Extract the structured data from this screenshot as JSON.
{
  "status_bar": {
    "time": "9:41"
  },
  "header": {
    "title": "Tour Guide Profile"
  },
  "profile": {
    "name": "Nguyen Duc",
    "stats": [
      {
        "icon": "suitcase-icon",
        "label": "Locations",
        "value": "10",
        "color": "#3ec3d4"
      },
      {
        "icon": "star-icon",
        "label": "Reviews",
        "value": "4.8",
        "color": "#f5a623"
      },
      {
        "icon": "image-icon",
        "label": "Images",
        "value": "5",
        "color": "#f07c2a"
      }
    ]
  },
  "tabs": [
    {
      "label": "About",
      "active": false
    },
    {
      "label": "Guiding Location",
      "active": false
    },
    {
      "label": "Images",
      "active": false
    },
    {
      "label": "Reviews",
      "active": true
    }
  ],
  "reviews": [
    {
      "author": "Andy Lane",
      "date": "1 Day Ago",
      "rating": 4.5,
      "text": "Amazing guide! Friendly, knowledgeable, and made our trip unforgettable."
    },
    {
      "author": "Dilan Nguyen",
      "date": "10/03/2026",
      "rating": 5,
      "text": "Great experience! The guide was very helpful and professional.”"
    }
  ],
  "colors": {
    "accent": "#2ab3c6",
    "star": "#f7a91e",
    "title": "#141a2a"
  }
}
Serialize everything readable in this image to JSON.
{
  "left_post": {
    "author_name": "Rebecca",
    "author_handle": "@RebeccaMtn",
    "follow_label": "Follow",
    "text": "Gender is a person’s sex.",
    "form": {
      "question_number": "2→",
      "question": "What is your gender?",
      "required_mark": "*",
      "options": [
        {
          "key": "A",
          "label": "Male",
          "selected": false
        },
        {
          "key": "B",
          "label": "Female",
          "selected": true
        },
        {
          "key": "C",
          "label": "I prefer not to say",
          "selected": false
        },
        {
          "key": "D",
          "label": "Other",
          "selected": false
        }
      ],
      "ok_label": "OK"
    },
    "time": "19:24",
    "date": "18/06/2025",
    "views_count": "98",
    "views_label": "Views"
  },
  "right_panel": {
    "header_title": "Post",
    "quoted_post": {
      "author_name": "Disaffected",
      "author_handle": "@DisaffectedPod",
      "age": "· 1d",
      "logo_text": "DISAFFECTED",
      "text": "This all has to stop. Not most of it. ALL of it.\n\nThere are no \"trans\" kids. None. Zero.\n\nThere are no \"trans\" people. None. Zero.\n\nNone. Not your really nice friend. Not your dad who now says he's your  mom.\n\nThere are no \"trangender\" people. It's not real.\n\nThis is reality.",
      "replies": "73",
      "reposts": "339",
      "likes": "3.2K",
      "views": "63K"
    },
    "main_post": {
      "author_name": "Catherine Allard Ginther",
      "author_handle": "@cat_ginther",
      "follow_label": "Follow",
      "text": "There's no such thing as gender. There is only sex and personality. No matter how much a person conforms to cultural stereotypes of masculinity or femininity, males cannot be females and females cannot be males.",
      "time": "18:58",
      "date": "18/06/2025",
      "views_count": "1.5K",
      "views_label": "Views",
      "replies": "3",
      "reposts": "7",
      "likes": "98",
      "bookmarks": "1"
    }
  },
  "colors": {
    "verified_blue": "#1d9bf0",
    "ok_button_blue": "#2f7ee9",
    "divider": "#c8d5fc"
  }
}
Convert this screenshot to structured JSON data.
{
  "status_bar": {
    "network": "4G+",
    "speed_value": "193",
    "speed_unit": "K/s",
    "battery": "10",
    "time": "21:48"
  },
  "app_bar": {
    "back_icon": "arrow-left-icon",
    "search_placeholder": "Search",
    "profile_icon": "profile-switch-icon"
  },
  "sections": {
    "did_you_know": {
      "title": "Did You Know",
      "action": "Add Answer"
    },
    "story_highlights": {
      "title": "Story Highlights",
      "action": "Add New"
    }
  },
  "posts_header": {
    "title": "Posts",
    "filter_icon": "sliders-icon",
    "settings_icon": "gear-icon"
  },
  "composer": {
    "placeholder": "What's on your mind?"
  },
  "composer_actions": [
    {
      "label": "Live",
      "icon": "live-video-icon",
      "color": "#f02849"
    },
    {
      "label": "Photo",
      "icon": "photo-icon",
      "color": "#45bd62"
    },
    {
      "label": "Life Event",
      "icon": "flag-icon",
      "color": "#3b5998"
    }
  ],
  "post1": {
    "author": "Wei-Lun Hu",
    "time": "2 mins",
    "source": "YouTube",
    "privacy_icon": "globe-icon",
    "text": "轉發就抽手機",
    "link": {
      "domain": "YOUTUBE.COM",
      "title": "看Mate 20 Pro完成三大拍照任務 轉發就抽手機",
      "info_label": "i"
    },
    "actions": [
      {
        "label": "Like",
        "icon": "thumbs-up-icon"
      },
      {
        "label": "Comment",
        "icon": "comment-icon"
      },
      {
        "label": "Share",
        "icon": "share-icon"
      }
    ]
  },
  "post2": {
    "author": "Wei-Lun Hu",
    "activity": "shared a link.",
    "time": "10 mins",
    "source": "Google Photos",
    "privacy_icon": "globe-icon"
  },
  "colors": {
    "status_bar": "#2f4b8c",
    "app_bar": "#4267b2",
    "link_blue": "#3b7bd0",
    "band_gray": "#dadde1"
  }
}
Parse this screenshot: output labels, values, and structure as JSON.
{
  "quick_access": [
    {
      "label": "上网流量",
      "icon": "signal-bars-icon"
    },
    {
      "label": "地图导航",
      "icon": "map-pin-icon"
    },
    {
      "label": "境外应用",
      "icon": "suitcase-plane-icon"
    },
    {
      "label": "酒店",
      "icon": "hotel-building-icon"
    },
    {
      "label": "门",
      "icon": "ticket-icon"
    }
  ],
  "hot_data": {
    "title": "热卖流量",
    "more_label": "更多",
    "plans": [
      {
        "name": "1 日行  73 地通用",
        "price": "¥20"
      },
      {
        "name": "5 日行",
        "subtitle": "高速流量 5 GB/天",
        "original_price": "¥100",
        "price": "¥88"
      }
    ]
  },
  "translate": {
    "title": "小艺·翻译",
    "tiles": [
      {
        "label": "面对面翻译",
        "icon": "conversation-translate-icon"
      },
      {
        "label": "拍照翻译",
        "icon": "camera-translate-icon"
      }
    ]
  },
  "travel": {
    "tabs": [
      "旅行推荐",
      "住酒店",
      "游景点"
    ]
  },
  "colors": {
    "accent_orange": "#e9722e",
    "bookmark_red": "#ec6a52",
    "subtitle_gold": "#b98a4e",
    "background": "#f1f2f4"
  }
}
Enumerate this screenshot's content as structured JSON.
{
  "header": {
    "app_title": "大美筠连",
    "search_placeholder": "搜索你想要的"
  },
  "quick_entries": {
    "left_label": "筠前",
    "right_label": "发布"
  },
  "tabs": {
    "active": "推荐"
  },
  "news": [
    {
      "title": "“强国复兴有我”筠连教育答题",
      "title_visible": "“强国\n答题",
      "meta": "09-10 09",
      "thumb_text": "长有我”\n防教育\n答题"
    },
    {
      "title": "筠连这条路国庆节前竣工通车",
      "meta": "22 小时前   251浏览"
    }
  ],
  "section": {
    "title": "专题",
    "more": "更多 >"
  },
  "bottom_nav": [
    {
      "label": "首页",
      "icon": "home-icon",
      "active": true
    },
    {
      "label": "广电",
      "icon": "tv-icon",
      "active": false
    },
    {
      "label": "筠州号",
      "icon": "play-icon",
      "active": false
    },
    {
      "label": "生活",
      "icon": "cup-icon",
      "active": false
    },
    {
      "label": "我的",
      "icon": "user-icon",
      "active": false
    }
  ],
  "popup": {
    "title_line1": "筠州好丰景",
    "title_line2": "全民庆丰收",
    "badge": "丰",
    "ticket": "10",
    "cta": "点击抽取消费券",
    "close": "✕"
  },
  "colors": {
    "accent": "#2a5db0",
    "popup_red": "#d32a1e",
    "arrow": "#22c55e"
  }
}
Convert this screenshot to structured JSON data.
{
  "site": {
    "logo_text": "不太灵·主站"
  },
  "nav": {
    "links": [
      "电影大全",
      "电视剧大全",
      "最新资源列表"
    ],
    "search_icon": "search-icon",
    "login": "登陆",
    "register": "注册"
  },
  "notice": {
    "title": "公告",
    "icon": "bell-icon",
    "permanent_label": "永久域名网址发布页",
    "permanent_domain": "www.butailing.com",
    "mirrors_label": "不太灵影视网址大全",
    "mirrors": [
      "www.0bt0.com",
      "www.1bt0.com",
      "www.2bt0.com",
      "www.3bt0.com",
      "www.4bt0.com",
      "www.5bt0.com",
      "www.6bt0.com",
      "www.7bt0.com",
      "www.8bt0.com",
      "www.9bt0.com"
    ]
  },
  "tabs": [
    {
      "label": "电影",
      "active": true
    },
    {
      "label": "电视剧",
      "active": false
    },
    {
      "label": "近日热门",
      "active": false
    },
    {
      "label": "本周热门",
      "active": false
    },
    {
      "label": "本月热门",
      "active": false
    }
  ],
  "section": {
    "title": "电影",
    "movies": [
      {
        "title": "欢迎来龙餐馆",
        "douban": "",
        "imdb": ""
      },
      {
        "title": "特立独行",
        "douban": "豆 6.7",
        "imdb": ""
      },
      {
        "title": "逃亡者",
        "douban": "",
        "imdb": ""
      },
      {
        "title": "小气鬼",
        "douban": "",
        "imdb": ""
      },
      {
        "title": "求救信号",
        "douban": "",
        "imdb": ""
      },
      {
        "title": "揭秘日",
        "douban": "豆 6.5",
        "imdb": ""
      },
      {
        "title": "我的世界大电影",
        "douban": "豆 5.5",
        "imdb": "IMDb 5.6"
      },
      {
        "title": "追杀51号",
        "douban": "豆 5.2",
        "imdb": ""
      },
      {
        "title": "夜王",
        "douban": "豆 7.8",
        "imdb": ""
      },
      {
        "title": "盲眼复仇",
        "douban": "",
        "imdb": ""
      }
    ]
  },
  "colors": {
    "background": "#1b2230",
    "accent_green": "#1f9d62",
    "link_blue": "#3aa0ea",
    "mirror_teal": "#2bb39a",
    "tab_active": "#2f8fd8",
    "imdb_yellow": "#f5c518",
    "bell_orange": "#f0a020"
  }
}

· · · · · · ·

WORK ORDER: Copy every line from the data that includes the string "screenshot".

TASK RESULT:
Extract the structured data from this screenshot as JSON.
Convert this screenshot to structured JSON data.
Parse this screenshot: output labels, values, and structure as JSON.
Enumerate this screenshot's content as structured JSON.
Convert this screenshot to structured JSON data.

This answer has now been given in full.